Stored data
Content starts

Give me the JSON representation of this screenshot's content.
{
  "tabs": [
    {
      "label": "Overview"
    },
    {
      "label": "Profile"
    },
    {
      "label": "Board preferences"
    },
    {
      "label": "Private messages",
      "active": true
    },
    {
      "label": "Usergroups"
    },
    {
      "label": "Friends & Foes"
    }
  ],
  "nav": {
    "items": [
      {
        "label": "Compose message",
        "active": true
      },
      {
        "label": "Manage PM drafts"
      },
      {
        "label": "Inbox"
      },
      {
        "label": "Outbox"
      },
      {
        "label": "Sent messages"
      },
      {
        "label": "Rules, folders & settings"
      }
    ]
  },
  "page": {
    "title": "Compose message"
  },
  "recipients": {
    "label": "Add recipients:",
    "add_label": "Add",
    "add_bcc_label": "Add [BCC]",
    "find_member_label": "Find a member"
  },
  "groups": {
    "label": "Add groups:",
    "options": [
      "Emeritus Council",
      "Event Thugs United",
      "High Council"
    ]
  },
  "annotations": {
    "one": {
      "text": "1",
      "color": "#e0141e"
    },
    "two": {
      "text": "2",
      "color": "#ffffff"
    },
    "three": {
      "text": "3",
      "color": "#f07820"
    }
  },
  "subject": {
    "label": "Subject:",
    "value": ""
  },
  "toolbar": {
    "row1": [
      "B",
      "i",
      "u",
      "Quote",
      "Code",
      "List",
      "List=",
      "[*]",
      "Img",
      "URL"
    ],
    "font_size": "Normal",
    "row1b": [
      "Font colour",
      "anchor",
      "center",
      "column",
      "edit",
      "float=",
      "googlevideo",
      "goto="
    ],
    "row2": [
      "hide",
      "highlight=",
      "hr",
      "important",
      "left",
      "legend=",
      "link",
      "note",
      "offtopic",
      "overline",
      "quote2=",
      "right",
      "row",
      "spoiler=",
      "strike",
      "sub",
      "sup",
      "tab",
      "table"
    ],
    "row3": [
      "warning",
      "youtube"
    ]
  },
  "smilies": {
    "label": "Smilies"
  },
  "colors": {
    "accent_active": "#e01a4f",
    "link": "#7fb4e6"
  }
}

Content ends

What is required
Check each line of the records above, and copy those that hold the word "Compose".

Task solution
        "label": "Compose message",
    "title": "Compose message"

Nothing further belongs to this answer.